Common blood pressure condition linked to dementia
It happens sometimes.
You stand up suddenly… and immediately regret it. The world spins and you know you’ve got to sit back down.
That can happen to any of us on occasion. But if it happens regularly, it’s a warning sign of something else – because a “head rush” or dizzy spell, especially shortly after standing, is an indication of a dangerous drop in blood pressure.
It’s called orthostatic hypotension, and new research finds that seniors who battle this condition face a 15 percent higher risk of all forms of dementia, including Alzheimer’s disease, over the long term.
That may not seem like a huge increase in risk.
But it’s certainly a lot higher than it should be – and that’s not the only problem linked to orthostatic hypotension.
It can lead to a fall, which can cause serious and painful injuries or leave you disabled. Those dips in blood pressure can even be a warning sign of serious heart problems, including heart failure, as well as stroke.
Those are risks you don’t want to face – and in most cases, they’re risks you don’t HAVE to face, because the #1 cause of this condition isn’t a problem inside your body.
It’s a problem in your medicine chest!
One of the top causes of orthostatic hypotension is medication, especially blood pressure medications that are working a little too well – bringing the levels down so low that they’re doing more harm than good.
This is a lot more common than you might realize.
A study earlier this year found that nearly 70 percent of seniors end up staying on BP drugs even AFTER they’ve gotten their BP under control so well that they no longer need medication.
The risk of orthostatic hypotension is even higher if you take blood pressure meds and have other risk factors for the condition such as diabetes or a thyroid problem.
And those aren’t the only drugs that can cause it.
Antidepressants, anti-anxiety drugs, and even sex meds can also cause low blood pressure.
That means the easiest way to avoid orthostatic hypotension and cut the risks that come with it – including dementia – is to avoid these drugs when possible.
In most cases, you certainly don’t need them.
Blood pressure almost always drops with weight loss and overall better eating. In addition, natural therapies can also help do the trick.
Most people, especially seniors, don’t get enough magnesium from diet alone. Since multivitamins rarely contain much magnesium, consider a supplement.
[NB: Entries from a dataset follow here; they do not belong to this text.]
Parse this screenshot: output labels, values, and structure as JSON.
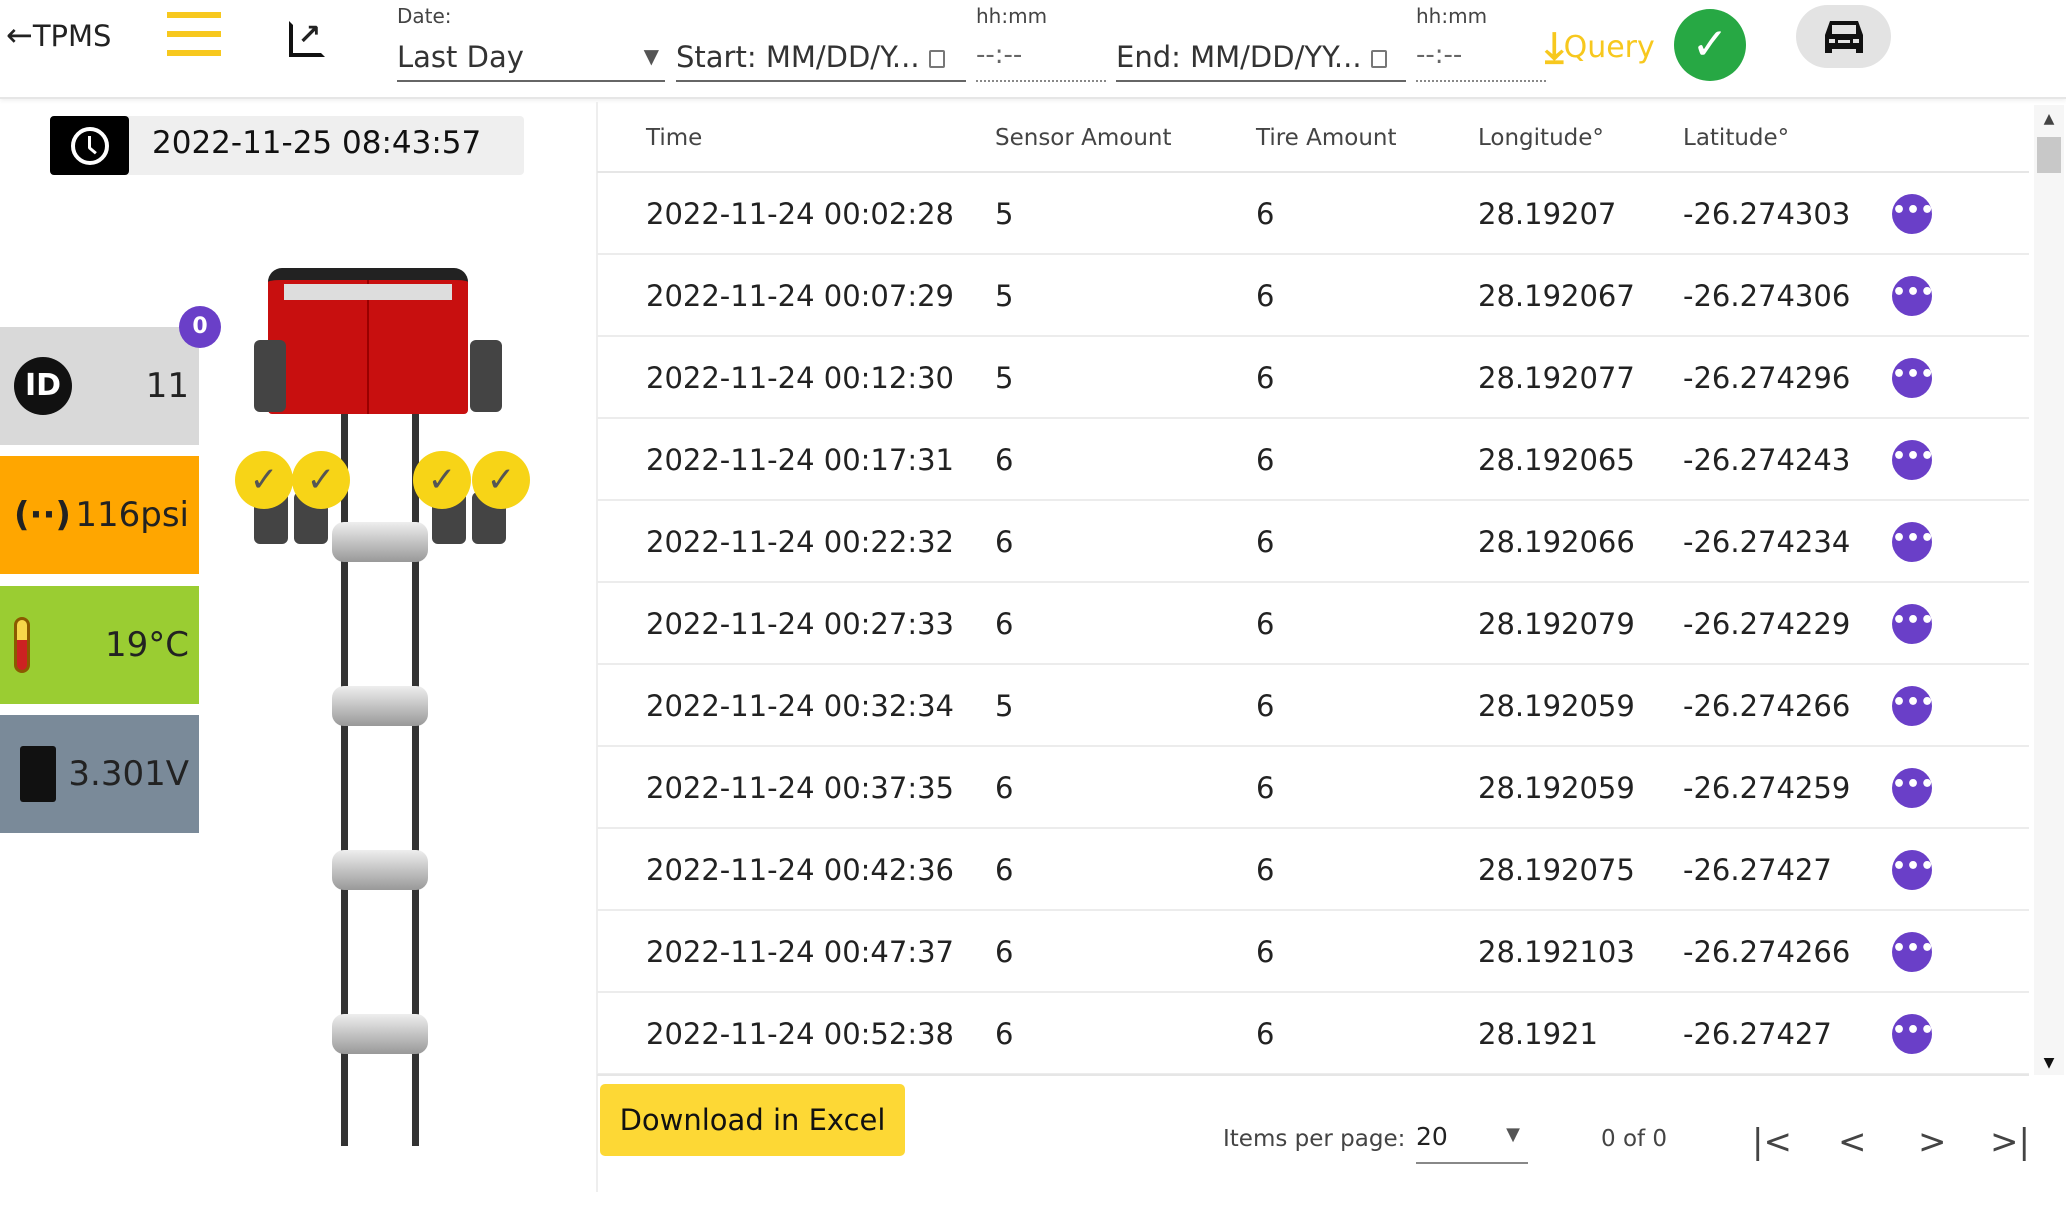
{
  "header": {
    "back_label": "TPMS",
    "date_label": "Date:",
    "date_value": "Last Day",
    "start_placeholder": "Start: MM/DD/Y...",
    "end_placeholder": "End: MM/DD/YY...",
    "time_label_start": "hh:mm",
    "time_label_end": "hh:mm",
    "time_placeholder": "--:--",
    "query_label": "Query",
    "accent": "#f7c81e",
    "confirm_color": "#27a844"
  },
  "status": {
    "timestamp": "2022-11-25 08:43:57",
    "badge": "0",
    "id": "11",
    "pressure": "116psi",
    "temperature": "19°C",
    "voltage": "3.301V",
    "colors": {
      "id": "#d9d9d9",
      "pressure": "#ffa600",
      "temperature": "#9acd32",
      "voltage": "#7a8a99"
    }
  },
  "diagram": {
    "tire_status": [
      "ok",
      "ok",
      "ok",
      "ok"
    ],
    "check_glyph": "✓"
  },
  "table": {
    "columns": [
      "Time",
      "Sensor Amount",
      "Tire Amount",
      "Longitude°",
      "Latitude°"
    ],
    "more_glyph": "•••",
    "rows": [
      [
        "2022-11-24 00:02:28",
        "5",
        "6",
        "28.19207",
        "-26.274303"
      ],
      [
        "2022-11-24 00:07:29",
        "5",
        "6",
        "28.192067",
        "-26.274306"
      ],
      [
        "2022-11-24 00:12:30",
        "5",
        "6",
        "28.192077",
        "-26.274296"
      ],
      [
        "2022-11-24 00:17:31",
        "6",
        "6",
        "28.192065",
        "-26.274243"
      ],
      [
        "2022-11-24 00:22:32",
        "6",
        "6",
        "28.192066",
        "-26.274234"
      ],
      [
        "2022-11-24 00:27:33",
        "6",
        "6",
        "28.192079",
        "-26.274229"
      ],
      [
        "2022-11-24 00:32:34",
        "5",
        "6",
        "28.192059",
        "-26.274266"
      ],
      [
        "2022-11-24 00:37:35",
        "6",
        "6",
        "28.192059",
        "-26.274259"
      ],
      [
        "2022-11-24 00:42:36",
        "6",
        "6",
        "28.192075",
        "-26.27427"
      ],
      [
        "2022-11-24 00:47:37",
        "6",
        "6",
        "28.192103",
        "-26.274266"
      ],
      [
        "2022-11-24 00:52:38",
        "6",
        "6",
        "28.1921",
        "-26.27427"
      ]
    ]
  },
  "footer": {
    "download_label": "Download in Excel",
    "items_per_page_label": "Items per page:",
    "items_per_page": "20",
    "range": "0 of 0",
    "first": "|<",
    "prev": "<",
    "next": ">",
    "last": ">|"
  }
}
Avoid the cheaper magnesium citrate, which isn’t absorbed very well and can upset the stomach. Instead, look for magnesium glycinate.